Each line below that holds the string "From" counts once; report the total and nothing else.

Website and app data records:
*** Begin section ***

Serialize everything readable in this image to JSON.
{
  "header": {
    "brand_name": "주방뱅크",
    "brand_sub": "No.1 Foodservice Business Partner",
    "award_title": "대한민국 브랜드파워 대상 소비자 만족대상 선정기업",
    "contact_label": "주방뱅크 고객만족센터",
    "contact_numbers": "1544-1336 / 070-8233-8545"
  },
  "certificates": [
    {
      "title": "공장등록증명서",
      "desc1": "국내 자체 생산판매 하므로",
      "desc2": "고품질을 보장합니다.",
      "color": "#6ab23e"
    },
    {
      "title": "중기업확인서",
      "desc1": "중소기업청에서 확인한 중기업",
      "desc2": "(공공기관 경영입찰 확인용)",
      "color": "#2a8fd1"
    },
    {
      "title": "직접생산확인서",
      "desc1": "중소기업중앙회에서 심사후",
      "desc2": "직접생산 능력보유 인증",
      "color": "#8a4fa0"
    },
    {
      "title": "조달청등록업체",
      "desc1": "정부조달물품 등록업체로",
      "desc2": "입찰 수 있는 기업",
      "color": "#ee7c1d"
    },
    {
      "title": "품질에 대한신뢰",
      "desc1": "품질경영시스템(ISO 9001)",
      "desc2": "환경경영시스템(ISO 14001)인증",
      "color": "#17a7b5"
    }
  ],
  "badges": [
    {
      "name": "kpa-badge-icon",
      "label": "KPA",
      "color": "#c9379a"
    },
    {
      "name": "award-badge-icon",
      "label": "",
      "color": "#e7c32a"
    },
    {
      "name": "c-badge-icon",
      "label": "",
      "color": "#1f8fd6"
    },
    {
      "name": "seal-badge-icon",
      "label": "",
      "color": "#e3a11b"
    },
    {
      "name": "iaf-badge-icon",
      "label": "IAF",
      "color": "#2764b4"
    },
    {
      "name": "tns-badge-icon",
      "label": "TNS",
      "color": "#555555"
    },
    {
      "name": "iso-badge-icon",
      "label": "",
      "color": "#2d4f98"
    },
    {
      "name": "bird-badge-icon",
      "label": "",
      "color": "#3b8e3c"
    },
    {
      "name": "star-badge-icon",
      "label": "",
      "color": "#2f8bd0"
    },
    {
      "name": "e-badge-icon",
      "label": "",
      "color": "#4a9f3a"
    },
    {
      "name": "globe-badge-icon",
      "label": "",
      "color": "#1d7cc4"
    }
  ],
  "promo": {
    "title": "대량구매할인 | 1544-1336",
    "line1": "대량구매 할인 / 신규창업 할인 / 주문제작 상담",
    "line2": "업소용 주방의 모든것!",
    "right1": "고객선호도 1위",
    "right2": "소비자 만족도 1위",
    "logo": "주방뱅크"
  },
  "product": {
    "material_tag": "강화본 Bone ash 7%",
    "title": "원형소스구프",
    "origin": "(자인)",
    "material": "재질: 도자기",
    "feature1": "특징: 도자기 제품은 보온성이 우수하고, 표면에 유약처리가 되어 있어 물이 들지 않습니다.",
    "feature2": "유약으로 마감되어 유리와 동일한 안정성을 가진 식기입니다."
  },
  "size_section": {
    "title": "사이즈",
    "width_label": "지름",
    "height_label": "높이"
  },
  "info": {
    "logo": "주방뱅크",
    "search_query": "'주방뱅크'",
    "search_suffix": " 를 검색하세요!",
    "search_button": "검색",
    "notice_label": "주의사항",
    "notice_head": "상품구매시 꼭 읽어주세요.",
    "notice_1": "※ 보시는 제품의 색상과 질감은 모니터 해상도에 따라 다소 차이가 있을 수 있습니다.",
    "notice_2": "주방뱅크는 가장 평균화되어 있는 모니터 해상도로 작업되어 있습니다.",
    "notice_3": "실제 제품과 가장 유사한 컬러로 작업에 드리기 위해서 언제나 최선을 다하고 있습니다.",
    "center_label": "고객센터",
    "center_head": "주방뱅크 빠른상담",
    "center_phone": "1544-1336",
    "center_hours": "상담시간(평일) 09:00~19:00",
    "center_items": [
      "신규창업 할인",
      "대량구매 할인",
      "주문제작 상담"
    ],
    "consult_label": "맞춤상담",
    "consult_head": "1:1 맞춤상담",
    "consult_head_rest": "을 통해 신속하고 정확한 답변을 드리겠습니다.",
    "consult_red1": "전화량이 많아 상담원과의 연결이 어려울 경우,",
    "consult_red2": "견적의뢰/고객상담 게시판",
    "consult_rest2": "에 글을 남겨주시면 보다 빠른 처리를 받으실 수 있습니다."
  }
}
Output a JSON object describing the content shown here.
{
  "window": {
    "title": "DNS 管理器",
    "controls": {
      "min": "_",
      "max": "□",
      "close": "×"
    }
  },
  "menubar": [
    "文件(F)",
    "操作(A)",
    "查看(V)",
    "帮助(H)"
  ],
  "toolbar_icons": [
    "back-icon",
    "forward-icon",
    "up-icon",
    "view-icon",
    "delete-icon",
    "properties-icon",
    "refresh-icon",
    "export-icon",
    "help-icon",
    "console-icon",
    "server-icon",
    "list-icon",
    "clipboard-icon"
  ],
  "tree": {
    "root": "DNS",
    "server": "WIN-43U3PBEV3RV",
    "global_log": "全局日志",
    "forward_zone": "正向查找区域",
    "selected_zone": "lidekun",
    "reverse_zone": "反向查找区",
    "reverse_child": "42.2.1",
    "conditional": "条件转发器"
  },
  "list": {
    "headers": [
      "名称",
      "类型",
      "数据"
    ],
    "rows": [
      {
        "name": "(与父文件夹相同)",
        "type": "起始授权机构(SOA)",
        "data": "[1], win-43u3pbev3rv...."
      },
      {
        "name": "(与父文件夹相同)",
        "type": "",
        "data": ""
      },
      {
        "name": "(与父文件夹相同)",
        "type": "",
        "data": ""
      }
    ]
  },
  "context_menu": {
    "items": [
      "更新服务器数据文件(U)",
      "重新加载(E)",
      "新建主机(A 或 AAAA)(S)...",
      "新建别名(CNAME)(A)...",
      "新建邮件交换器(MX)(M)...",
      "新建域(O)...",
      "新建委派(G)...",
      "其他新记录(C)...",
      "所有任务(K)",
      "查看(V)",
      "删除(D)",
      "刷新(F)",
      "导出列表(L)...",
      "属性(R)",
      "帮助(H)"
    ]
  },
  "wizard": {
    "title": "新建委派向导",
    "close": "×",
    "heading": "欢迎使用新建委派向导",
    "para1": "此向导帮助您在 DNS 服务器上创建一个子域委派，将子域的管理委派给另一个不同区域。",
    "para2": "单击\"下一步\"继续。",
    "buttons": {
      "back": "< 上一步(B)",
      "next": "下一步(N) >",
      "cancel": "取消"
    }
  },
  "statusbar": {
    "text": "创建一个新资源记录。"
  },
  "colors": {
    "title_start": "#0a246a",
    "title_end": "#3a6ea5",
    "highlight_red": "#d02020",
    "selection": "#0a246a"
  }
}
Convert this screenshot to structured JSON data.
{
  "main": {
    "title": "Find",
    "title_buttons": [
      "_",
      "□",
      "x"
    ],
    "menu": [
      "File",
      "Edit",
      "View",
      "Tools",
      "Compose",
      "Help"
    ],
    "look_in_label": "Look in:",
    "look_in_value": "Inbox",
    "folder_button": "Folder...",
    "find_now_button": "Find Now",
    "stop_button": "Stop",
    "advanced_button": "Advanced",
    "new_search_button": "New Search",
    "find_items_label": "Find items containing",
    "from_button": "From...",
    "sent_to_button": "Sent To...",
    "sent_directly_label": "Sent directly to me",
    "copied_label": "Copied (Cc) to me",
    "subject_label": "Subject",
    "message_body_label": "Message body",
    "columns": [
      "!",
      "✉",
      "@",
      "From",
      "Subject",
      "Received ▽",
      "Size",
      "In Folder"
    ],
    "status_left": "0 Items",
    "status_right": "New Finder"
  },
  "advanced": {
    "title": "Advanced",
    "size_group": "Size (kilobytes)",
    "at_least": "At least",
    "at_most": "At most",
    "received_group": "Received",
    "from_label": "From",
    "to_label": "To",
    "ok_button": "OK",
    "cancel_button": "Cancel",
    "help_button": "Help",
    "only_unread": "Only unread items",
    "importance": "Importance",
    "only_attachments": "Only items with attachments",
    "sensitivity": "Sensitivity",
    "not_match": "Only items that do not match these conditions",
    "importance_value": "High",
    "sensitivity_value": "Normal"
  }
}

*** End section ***

● RESPONSE BELOW
3